- Changes to standing before the Commission or categories of person entitled to notice.
- Changes to the Commission’s financial assurance requirements, including bonding.
- Cumulative impacts.
- Providing advocates to represent the public in Commission proceedings.
- Substantive changes to Commission Rule 508.
- Changes to the Commission’s permitting requirements, including alternative site analysis and moratoriums.
- Substantive changes to the Commission’s enforcement authority, including penalty amounts.
- The involuntary pooling of leased minerals.
- The definitions of oil well and gas well.
- The sequence of oil and gas development (leasing/pooling/spacing).”
Commissioner Boigon questioned the difference between the role and qualifications of new Administrative Law Judges (ALJs) and previous Hearing Officers and those questions did not get fully resolved. He also wanted clarification from the Staff that “fatal flaw” decisions made by ALJs could still be appealed.

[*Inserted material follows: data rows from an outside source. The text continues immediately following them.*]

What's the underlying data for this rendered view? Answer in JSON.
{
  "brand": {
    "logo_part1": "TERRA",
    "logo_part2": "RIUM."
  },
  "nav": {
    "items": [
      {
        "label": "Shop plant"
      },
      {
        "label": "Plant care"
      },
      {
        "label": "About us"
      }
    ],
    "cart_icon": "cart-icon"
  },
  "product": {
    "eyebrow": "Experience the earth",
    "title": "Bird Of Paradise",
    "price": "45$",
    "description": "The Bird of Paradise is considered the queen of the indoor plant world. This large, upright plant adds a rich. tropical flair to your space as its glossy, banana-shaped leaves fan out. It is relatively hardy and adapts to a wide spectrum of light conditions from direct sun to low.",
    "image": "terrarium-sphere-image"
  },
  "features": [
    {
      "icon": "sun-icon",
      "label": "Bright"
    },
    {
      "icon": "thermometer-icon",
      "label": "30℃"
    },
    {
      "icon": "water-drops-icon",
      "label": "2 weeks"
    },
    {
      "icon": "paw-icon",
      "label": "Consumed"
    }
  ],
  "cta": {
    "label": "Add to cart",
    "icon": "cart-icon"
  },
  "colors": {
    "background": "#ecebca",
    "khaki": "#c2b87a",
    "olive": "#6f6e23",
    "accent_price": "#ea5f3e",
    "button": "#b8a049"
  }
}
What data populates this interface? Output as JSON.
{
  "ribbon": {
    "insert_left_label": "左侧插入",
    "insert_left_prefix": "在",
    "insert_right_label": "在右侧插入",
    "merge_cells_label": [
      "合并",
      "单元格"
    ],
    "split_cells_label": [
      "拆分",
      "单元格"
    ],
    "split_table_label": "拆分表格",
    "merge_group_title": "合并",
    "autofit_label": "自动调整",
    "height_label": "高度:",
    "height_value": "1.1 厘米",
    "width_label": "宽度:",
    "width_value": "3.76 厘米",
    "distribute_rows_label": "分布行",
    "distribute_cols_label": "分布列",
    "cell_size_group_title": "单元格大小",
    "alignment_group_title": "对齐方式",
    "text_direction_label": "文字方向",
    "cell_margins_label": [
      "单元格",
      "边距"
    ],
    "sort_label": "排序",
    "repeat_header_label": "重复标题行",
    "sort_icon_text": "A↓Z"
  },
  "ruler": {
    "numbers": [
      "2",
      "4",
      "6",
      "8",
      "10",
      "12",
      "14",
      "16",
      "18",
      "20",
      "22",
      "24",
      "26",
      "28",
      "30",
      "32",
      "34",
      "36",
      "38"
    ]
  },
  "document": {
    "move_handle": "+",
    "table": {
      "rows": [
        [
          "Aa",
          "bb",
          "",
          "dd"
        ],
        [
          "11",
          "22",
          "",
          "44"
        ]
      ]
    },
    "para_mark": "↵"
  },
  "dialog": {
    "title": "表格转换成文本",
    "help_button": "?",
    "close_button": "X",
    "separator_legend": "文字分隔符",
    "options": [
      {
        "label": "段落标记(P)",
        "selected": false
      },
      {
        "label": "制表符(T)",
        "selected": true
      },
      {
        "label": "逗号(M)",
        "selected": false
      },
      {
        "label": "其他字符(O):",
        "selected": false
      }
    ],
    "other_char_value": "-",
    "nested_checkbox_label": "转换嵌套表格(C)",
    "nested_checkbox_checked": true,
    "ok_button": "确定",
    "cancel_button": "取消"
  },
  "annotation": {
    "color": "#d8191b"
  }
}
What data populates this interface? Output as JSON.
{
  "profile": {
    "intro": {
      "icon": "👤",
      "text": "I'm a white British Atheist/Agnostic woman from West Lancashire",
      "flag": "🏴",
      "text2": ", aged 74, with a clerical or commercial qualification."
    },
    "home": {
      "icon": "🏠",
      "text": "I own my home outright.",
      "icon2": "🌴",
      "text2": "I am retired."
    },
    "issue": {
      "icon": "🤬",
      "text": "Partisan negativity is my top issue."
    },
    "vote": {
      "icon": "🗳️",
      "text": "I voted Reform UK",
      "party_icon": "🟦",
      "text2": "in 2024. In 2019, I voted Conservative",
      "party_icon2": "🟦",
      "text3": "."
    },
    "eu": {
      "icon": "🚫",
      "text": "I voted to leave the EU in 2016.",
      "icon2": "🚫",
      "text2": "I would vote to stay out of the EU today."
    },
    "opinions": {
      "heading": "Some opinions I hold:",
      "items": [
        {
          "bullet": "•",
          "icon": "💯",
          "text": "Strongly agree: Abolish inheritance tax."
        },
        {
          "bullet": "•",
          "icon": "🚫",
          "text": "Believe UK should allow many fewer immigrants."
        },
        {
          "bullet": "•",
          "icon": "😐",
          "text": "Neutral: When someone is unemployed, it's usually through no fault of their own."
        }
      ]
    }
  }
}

During industry testimony, they demanded that any application be responded to by an ALJ in only 10 days with either a request for more information or determination of a complete review. When questioned by Commissioner Boigon, industry attorneys stated that they needed certainty of date of processing.
The industry also proposed a language change of adjoining “units” to “tracts” in rule 530 which considers how many leases need to be surveyed to determine if a “good faith” offer was made as a prerequisite for forced pooling. Tract is not clearly defined in the rules but most likely equates to parcel. In a subdivision of mineral owners like Wildgrass, every homeowner’s property would be defined as a tract, which would severely limit the number of lease comparisons to be made in an adjoining “tract.”
COGCC Director Robbins announced that the hearing would have a hard stop at 5 pm, so only one of the citizen groups was able to testify by the end of Monday. All the other citizen groups who had been waiting all day have to return to testify on Tuesday morning.
The first citizen group was led by Attorney Dan Leftwich representing Colorado Rising. He stated that the COGCC should be working on substantive rules about health, safety and welfare first so that ALJs know what rules to implement. Otherwise, he said, “The Commission is just creating a fast track for permitting under the Interim Rules.” Be The Change Leader Phil Doe emphasized that the COGCC was obligated under SB19-181 to consider cumulative impacts. Vicki Kettler of North Range Concerned Citizens cited their neighborhood’s difficulty in dealing with Extraction and the COGCC to protest.
Broomfield groups who will speak on Tuesday include Anthem Ranch Community Association Board of Directors, Broomfield Concerned, Broomfield Health and Safety First, Broomfield Moms Active in Community, Oil and Gas Education Group, Residents Rights and Wildgrass Oil and Gas Committee.